Doyle pointed out that, for artists on a standard record deal, it doesn’t matter whether their album is bought via Bandcamp, a record shop or on Amazon; either way, they won’t see any of the earnings from it until they have recouped their advance. Many fans won’t realise this, but it doesn’t matter: the important thing is that the “consumer feel[s] like they are contributing to you directly”, he said, because that is what strengthens loyalty between fans and artists. “That’s the sort of thing streaming culture misses out on because you’re so geared towards the next play,” Doyle said. Bandcamp, meanwhile, offers a sense of community.

Bandcamp has strengthened the idea of the fan as not just a music consumer, but also an invested patron in an artist’s career progression,” said Van Bergen. “And in this day and age, any initiative that encourages kindness and giving should be worthy of recognition.” 

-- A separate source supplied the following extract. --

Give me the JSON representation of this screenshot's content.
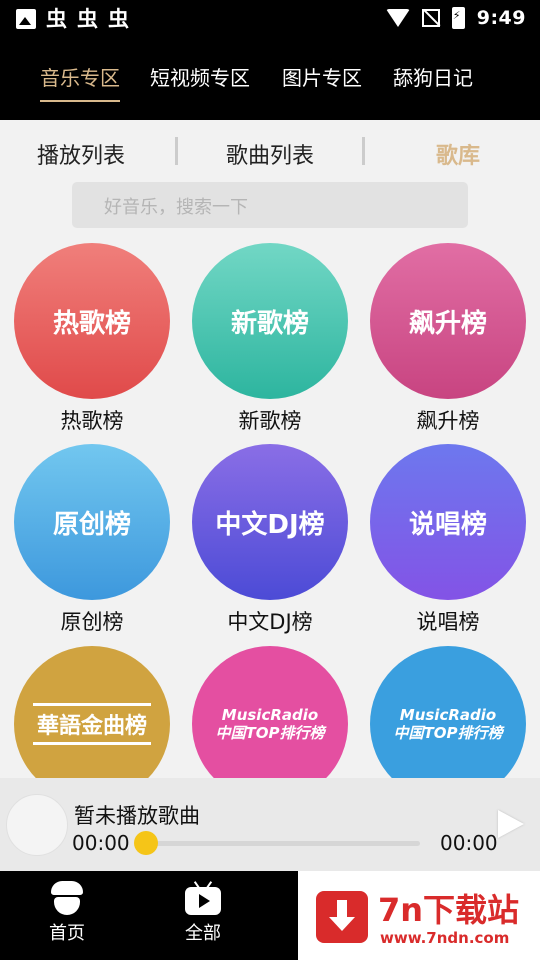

[see also: How a new campaign aims to fix a broken music industry]